Segment Open

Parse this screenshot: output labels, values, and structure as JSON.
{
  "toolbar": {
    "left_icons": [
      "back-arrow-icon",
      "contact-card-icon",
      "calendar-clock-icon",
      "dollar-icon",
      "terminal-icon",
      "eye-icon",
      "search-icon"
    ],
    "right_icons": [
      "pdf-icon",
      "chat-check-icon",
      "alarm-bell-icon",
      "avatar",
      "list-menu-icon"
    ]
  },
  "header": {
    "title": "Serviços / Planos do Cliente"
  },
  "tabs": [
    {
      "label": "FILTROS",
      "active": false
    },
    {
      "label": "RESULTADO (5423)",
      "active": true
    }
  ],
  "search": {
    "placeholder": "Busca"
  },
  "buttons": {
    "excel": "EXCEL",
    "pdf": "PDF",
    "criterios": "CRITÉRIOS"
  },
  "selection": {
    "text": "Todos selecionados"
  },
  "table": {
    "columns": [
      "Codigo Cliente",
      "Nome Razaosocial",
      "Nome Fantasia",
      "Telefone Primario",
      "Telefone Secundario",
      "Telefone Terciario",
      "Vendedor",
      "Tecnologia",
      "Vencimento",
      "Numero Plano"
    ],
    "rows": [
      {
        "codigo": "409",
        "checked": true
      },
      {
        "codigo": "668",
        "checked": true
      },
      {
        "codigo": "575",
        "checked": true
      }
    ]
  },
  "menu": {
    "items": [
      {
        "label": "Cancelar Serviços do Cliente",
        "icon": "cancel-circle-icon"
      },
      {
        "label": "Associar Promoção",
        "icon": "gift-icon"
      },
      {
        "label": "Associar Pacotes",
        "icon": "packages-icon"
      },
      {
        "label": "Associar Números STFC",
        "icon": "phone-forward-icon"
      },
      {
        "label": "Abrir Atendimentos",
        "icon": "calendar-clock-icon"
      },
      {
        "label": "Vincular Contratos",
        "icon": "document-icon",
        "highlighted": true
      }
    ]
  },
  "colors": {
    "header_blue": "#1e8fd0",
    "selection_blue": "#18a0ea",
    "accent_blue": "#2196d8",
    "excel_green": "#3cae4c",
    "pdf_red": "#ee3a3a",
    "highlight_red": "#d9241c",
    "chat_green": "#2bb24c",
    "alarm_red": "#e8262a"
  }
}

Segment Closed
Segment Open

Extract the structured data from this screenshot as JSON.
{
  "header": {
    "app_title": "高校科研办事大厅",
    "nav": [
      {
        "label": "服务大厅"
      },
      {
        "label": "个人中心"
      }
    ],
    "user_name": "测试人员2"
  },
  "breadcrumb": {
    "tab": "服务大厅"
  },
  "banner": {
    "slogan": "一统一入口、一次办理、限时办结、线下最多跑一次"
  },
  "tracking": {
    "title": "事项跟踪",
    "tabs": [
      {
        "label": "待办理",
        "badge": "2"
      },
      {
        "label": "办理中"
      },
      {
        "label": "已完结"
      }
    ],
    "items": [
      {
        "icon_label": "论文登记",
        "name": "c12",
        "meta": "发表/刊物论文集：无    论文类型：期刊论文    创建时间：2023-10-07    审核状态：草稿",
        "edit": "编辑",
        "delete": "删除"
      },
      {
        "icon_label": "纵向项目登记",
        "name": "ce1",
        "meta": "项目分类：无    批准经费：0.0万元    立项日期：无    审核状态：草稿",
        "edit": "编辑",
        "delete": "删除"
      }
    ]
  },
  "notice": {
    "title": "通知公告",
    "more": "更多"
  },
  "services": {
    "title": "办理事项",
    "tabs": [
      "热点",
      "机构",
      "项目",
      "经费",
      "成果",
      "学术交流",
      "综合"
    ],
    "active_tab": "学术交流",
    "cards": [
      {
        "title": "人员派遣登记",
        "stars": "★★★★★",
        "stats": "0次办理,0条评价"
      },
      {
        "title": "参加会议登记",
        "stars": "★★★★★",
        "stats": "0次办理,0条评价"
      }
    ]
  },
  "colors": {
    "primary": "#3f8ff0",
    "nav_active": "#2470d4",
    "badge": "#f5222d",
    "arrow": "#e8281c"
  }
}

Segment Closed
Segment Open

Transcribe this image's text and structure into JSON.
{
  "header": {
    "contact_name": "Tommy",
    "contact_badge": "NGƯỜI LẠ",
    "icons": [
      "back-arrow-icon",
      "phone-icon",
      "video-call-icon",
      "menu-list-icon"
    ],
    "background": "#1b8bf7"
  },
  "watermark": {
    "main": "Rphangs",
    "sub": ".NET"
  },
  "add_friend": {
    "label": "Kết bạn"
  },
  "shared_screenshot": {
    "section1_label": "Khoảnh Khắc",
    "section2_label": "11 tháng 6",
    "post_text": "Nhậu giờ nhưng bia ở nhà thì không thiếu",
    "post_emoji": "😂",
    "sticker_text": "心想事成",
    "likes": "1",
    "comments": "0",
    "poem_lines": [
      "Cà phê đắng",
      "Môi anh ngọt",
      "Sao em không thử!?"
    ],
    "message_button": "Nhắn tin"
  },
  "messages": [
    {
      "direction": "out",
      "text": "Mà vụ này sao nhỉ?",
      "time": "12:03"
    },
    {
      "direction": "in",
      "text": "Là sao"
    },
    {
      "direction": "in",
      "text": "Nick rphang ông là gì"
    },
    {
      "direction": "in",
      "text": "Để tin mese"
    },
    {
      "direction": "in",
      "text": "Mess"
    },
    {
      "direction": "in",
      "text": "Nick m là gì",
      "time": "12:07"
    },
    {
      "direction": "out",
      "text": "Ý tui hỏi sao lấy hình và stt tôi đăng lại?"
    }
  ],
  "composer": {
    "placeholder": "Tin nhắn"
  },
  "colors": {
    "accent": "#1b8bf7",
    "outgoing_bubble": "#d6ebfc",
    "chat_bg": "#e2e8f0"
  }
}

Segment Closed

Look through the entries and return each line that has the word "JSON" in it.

TASK RESPONSE
Parse this screenshot: output labels, values, and structure as JSON.
Extract the structured data from this screenshot as JSON.
Transcribe this image's text and structure into JSON.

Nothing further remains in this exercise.